  1. [Q5.4]              The final barrier to securing participant number is the formation of the Amateur Boxing Alliance, a breakaway faction of the previous NGB The Amateur Boxing Association of England Limited. Numbers and activities within this organisation are not fully known however it is not insignificant. Again, this is beyond the jurisdiction of the NGB but adds to the drain on possible increases of participating figures.


  1. [Q5.5]              From this you can see that there are a number of reasons for failing to capture accurate numbers some of which are understandable beyond the jurisdiction.


  1. [Q6.1]              Without expanding this extremely complex question, more education, more robust disciplinary action and more diverse recruitment to all areas of sport.


  1. [Q7.1]              It is our opinion that Safeguarding is taken seriously by the NGB [England Boxing] and appears to be in safe hands, well directed by the NSPCC in Sport Unit and supported by the Board of Directors. I understand that there are other sports which require attention in this area.


  1. [Q7.2]              With regard to the Duty of Care in our sport, we do have some concerns regarding in competition care around head injuries. This we understand is being monitored by the NGB. The Police Clubs have no statistical material around this vulnerable area.


  1. [Q8.1]              Like other sports NGB’s, with regard to elite sport within amateur boxing, the elite [GB Boxing / UK Sport funded] organisation is a separate entity to the NGB England Boxing. While this may well be a necessity, in that UK Sport is the purse holder for the elite [GB] athlete programme, this does create a barrier to free communication / understanding between grass-root clubs which is not present between these clubs and England Boxing. Due to this and the fact that once selected for the GB Boxing [Elite programme] the athlete is effectively removed from the club with little ongoing credit to the club who brought the athlete to elite level, this does generate a degree of disconnect and miss-trust whether that be justified or not. This is clearly a challenge not necessarily to the GB [elite] programme but one for the NGB to address.

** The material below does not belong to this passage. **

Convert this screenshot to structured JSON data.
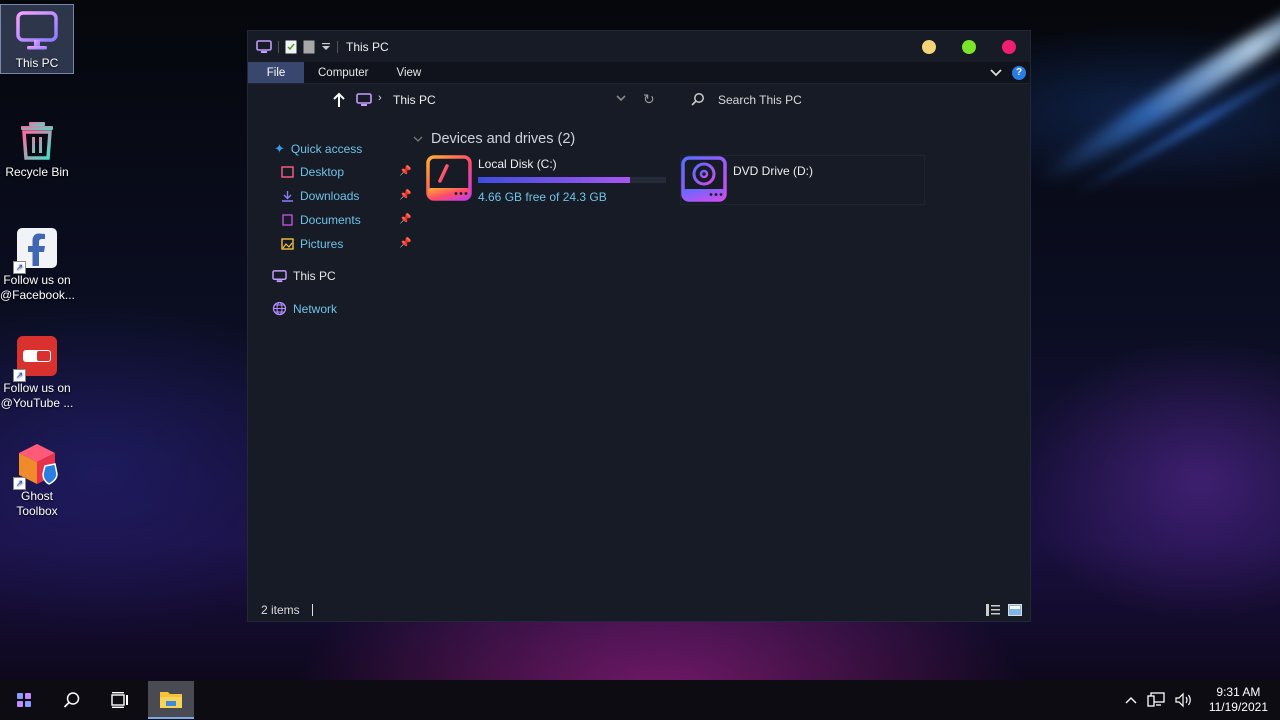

  1. [Q8.2] Whilst we acknowledge that the NGB have hugely improved the status and efficiency of the sport since the formation of England Boxing from the previous NGB [The Amateur Boxing Association of England] there is an opportunity for the NGB to promote and maximise participation. Albeit Amateur Boxing is one of the smaller participant sports under the Sport England Banner, it does shout out for more media coverage which in itself, would further maximise participation. Whilst we would be pleased to expand our own ideas further in this area, albeit the NGB has a Communications Commission, it would benefit greatly by the identification of either a substantive sponsor or the addition of an experienced TV media advisor.


  1. [Q9.1] We can only reference our own experience in this area. Some three years ago the Police Clubs were invited to address the European Boxing Association leaders in Assisi, Italy. The author in company with the then CEO of England Boxing provided a presentation on Police Clubs’ Sport and Citizenship programmes. From that expressed interest, we provided templates and authority for them to use the products in their respective countries. In 2018, we were also invited to address the world governing body [AIBA] at the following World Congress however, this was cancelled due to the de-regulation of Amateur Boxing by the IOC. This sequence is referred to in order to highlight the fact that NGB’s of Amateur Boxing across the world are looking to fulfil a need for such interventions.


  1. [Q10]              Whilst we do not feel entirely qualified to address this huge subject area and in fear of stating the obvious, we see there to be huge advantages in greater collaboration between all NGB of sport throughout the UK sharing knowledge, experiences, lessons, expertise and achievements.


28 January 2021